Task requirements →
Where a line of the material contains the string "this", copy that line.

Data shown →
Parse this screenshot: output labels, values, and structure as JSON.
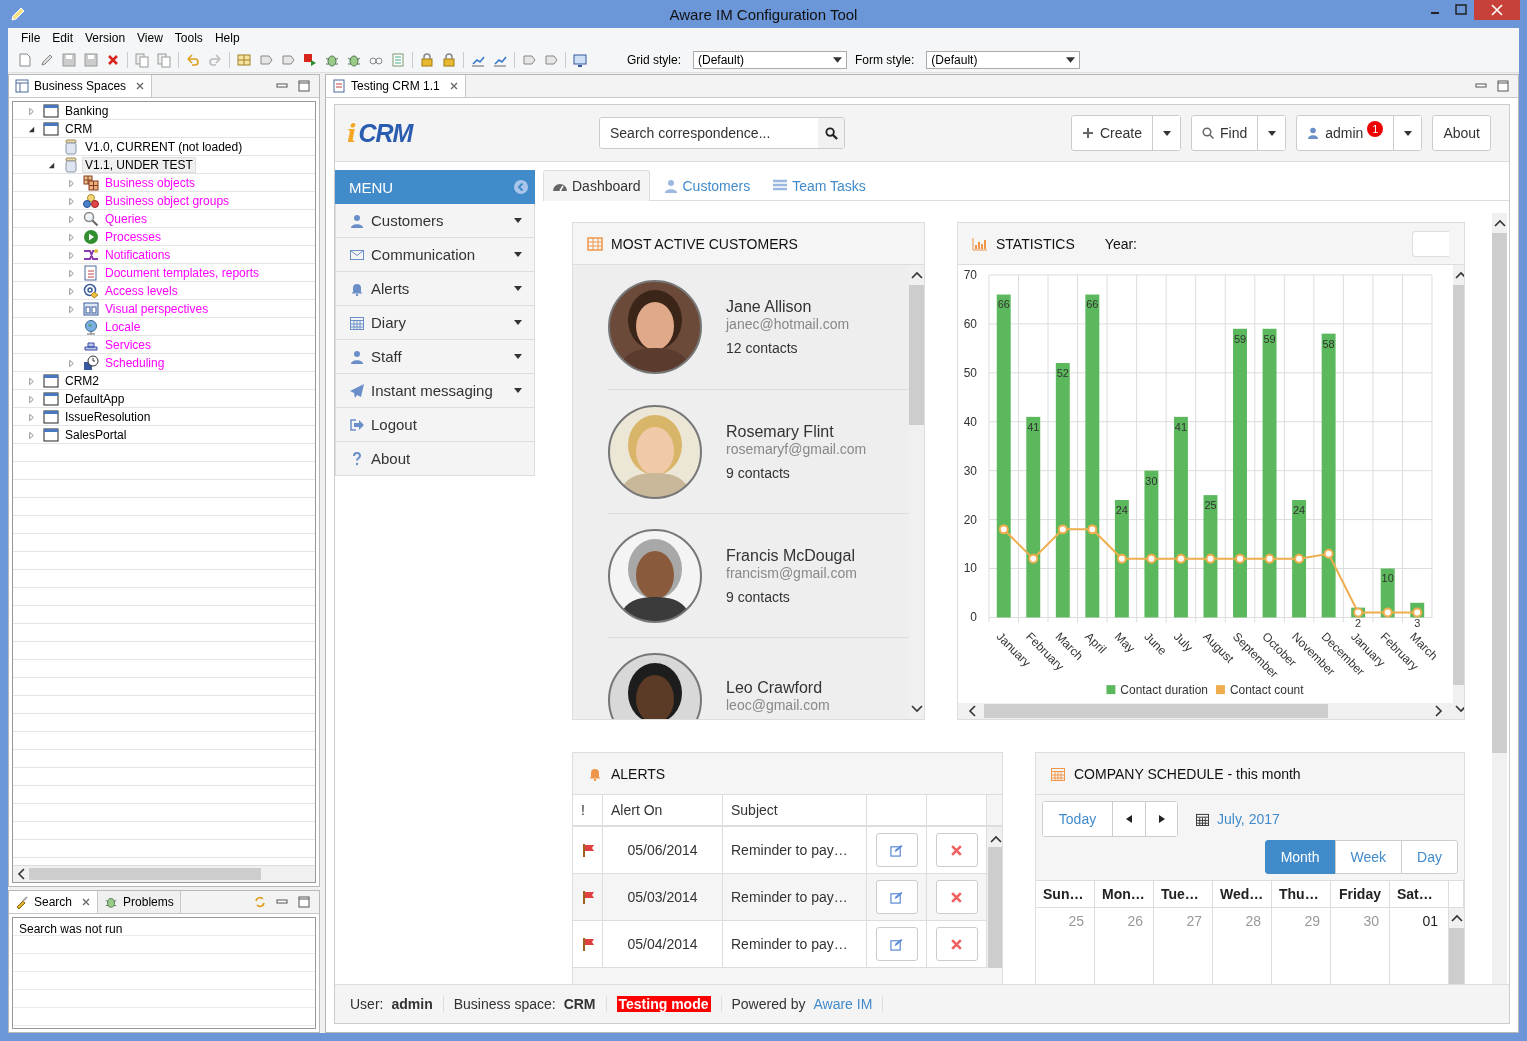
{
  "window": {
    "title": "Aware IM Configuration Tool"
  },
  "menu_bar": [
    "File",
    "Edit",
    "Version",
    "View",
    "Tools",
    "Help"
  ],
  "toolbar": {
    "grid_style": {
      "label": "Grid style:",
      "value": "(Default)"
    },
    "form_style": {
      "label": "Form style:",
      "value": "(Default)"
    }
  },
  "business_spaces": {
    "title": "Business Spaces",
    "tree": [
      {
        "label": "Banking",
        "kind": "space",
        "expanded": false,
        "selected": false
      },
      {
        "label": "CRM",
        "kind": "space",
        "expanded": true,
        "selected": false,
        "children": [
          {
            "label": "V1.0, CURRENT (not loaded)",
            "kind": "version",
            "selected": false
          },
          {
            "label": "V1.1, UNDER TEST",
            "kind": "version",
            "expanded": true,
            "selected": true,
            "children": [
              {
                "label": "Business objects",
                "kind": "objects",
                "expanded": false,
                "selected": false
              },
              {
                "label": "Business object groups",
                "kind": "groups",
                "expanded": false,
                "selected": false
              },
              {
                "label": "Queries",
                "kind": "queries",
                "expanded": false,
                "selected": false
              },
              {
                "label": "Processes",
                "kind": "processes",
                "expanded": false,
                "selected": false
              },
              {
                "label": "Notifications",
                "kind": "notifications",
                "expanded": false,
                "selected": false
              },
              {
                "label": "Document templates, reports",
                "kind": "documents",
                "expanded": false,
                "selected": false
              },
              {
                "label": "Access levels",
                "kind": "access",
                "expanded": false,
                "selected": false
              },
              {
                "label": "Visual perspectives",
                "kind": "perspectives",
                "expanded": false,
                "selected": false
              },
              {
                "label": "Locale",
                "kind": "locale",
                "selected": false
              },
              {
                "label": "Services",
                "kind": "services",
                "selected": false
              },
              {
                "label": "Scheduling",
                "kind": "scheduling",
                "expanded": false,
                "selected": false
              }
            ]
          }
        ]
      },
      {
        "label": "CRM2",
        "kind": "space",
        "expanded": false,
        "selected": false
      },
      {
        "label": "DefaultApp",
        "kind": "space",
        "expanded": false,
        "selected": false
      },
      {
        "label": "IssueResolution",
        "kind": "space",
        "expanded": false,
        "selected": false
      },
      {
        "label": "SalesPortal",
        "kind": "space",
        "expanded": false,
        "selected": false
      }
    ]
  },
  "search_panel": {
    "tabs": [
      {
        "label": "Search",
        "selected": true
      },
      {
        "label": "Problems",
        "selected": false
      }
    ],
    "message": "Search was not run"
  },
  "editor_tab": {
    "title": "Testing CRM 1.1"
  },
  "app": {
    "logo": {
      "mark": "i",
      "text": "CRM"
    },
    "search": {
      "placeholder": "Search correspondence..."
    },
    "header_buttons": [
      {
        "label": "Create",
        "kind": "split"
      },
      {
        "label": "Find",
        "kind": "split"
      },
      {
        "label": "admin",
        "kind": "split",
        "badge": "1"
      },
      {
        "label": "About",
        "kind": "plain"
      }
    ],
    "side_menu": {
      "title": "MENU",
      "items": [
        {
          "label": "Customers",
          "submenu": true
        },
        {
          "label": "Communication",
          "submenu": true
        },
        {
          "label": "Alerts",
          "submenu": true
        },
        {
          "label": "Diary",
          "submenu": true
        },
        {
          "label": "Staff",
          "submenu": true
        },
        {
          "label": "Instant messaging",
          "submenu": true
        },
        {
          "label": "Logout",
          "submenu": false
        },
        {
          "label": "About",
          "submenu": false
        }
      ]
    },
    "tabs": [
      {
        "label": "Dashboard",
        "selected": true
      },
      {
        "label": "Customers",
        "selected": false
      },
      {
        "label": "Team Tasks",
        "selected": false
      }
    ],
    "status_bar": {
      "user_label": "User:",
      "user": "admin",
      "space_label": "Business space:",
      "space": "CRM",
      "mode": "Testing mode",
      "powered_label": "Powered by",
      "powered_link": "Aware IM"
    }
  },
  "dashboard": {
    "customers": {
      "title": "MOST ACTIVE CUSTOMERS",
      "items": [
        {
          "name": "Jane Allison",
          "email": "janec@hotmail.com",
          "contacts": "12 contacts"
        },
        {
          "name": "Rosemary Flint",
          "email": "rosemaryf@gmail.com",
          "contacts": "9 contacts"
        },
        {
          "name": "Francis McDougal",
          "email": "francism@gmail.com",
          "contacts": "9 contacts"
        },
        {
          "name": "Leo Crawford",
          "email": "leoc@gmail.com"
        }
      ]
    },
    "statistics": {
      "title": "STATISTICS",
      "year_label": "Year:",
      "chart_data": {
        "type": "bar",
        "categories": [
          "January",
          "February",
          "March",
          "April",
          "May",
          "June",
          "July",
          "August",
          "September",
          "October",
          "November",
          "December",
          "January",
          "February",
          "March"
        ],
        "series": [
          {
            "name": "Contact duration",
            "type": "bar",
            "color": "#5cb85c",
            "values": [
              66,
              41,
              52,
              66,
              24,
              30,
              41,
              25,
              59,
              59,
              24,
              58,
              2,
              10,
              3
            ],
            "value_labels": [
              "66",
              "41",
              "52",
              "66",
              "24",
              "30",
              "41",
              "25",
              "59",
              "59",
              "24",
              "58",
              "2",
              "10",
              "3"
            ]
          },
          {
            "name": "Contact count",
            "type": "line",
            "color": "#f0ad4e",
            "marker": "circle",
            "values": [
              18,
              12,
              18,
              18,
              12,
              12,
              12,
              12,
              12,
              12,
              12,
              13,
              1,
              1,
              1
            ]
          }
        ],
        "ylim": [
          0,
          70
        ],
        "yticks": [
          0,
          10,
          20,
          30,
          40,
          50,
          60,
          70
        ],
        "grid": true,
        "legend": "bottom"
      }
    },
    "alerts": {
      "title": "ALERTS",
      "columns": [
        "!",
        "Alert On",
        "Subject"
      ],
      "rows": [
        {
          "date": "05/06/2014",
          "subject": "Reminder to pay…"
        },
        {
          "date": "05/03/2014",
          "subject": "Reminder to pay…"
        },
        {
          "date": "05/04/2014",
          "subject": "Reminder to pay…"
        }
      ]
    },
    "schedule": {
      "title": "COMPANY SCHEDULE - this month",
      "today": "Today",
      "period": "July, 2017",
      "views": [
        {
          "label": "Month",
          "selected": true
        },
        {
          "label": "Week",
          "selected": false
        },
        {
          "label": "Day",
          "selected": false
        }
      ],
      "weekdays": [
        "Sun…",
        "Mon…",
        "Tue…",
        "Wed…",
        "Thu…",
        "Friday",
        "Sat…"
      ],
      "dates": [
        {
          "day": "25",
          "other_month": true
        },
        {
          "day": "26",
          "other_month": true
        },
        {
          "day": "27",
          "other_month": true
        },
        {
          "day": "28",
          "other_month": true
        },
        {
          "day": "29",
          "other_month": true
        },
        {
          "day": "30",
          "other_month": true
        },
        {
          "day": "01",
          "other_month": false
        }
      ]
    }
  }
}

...

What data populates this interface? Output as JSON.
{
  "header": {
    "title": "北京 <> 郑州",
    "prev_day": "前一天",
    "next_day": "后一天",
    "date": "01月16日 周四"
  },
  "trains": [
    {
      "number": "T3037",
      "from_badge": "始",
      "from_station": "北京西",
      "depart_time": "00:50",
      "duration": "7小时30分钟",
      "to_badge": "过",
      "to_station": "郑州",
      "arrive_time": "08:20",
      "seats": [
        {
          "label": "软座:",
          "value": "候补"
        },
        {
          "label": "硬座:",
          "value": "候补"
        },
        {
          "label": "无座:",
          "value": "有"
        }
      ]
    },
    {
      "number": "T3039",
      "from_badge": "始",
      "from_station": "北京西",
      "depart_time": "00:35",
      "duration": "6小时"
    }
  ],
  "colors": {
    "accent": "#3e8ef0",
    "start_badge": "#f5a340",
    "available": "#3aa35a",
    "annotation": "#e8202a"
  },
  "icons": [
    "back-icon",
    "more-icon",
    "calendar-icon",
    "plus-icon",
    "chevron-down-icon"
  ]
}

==

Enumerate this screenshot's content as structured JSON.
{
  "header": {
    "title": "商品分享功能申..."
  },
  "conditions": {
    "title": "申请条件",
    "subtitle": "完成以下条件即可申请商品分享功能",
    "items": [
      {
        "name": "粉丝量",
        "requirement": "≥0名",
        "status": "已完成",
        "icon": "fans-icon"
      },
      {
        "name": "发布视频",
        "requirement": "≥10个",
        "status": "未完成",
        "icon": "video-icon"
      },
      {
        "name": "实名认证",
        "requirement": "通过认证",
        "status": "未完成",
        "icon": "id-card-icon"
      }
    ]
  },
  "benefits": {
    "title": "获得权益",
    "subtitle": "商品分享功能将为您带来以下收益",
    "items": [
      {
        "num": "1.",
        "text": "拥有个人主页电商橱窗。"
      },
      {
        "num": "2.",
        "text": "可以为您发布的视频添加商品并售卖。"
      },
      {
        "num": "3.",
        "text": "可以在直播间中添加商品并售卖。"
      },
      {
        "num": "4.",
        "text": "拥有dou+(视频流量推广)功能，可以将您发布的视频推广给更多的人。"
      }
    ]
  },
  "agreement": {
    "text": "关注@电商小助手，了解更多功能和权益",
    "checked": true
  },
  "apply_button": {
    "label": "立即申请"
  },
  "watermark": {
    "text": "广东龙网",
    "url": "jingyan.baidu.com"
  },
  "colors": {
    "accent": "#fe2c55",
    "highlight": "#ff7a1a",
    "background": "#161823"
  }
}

Answer section →
Parse this screenshot: output labels, values, and structure as JSON.
      "title": "COMPANY SCHEDULE - this month",
What data populates this interface? Output as JSON.
Enumerate this screenshot's content as structured JSON.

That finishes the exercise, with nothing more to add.